“I always wanted to do a movie in that square shape,” reveals Anderson. “Every movie before the 1950s was done that way. It’s the look you associate with movies of the period of our story. But I always wanted to do it with a movie that wasn’t a period movie. I just liked that shape. I liked that connection to movie history.”
He said he wanted to use the square frame format for his first film “Bottle Rocket,” but was advised not to do so for commercial reasons, so he was happy finally to be able to incorporate it into this film, and it was possible only because the newer digital technology is accommodating to that format.
“Now that everything is finished digitally, they just press a button and whatever you do is going to be up there,” he says.
While the characters in “The Grand Budapest Hotel” are certainly ones that audiences might like to see again, perhaps in a TV show, Anderson says he can’t imagine staying one place long enough to do a series.
“The thing with a TV show, first of all, you’ve got to like settle into one place and stay with this one project for this extended period of time, and I sort of like to do a thing and finish it,” he says. “Then, I’m on my next one, and it has a shape over the course of the years. I’m not dying to say, ‘With luck I’ll be on location in North Carolina for six months of the year, every year for the next seven years.’ And that’s if the show works. If you get a hit show, you get seven years in North Carolina. If you don’t, that’s another bad-case scenario of just being canceled. I would rather have different chapters of my working life, if that makes any sense.”
Unlike most of his previous comedies, “The Grand Budapest Hotel” contains a fair amount of violence mixed in with the comedy.
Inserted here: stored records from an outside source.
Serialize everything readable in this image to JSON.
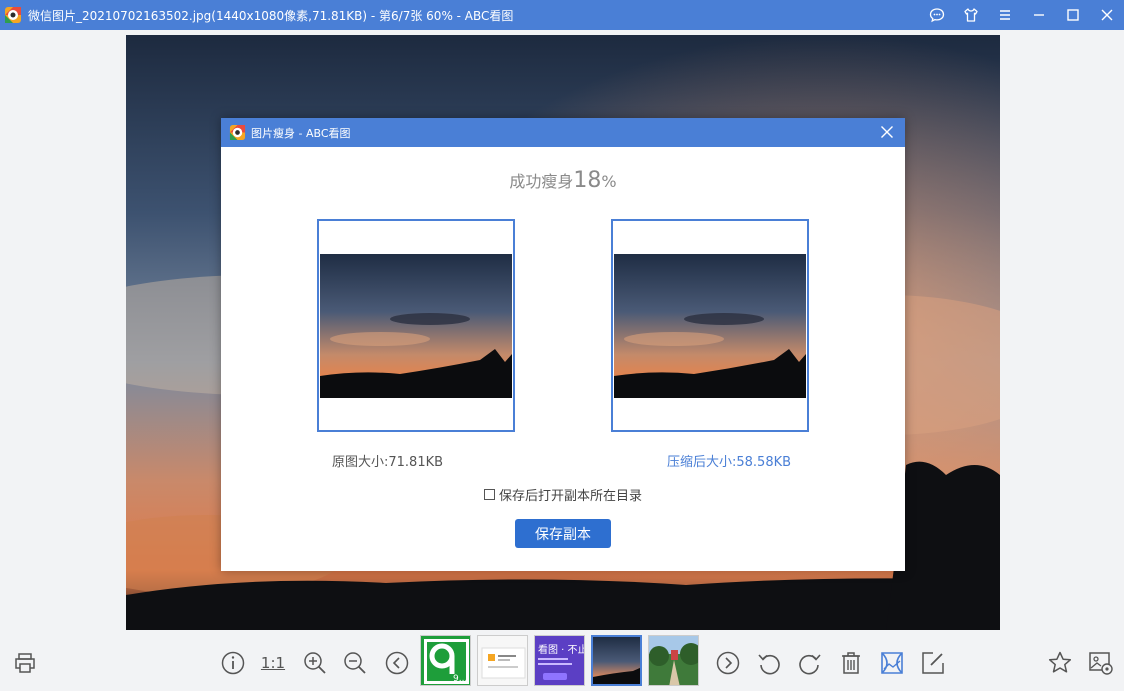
{
  "window": {
    "title": "微信图片_20210702163502.jpg(1440x1080像素,71.81KB) - 第6/7张 60% - ABC看图",
    "icons": [
      "chat-icon",
      "skin-icon",
      "menu-icon",
      "minimize-icon",
      "maximize-icon",
      "close-icon"
    ]
  },
  "dialog": {
    "title": "图片瘦身 - ABC看图",
    "success_prefix": "成功瘦身",
    "success_value": "18",
    "success_suffix": "%",
    "original_size": "原图大小:71.81KB",
    "compressed_size": "压缩后大小:58.58KB",
    "open_dir_label": "保存后打开副本所在目录",
    "save_label": "保存副本"
  },
  "toolbar": {
    "one_to_one": "1:1",
    "thumb_labels": {
      "green": "9...",
      "purple": "看图 · 不止"
    },
    "icons": [
      "print-icon",
      "info-icon",
      "zoom-in-icon",
      "zoom-out-icon",
      "prev-icon",
      "next-icon",
      "rotate-left-icon",
      "rotate-right-icon",
      "delete-icon",
      "slim-icon",
      "edit-icon",
      "favorite-icon",
      "image-settings-icon"
    ]
  },
  "colors": {
    "accent": "#4a7fd6",
    "button": "#2e6fd0"
  }
}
But that aspect of the film didn’t really register with Anderson until he was editing the piece.
“Every 20 minutes or so of this movie, somebody gets their fingers chopped off or decapitated or stabbed or shot—there’s blood all through this movie,” he admits.
“I was doing some color grading in Paris, and my friend came to sit with me and he brought his daughter and she started covering her eyes, and then I started going, ‘Oh no, get ready for this part right here,’ and I had never really thought about it that way.”
Up until that moment, he had thought about the violence in the movie as funny violence, even thought it was quite brutal.
“But I think that’s why the blood is there,” he explains. “That’s why the violence is there. It’s because there’s a brutality that’s coming, a brutality that’s building in the world and it’s getting ready to be this suicide of this whole region. Maybe that’s the answer.”
Over the years, Anderson’s filmmaking style that combines quirky characters in offbeat settings has become synonymous with his name. Asked how he feels about people comparing other movies to his or saying they want to make a movie like him, he responds with modest appreciation.
“I like that,” he says. “Usually, I might not have seen if they’ve done that or not. But I just think that’s nice. I know who my inspirations have been, and how closely I’ve wanted to do something like this person or that person, and how many ideas I’ve stolen from these guys and how many things I’ve just literally recreated what other filmmakers did.”
He points out s a sequence in “The Grand Budapest Hotel” where Jeff Goldblum’s character, the executor of a rich old lady’s estate, is going to be murdered, that is closely modeled on a scene from Alfred Hitchcock’s “Torn Curtain.”
“It’s nice that there’s a continuity and you can see people kind of take something from the other and make it in a new way,” he says.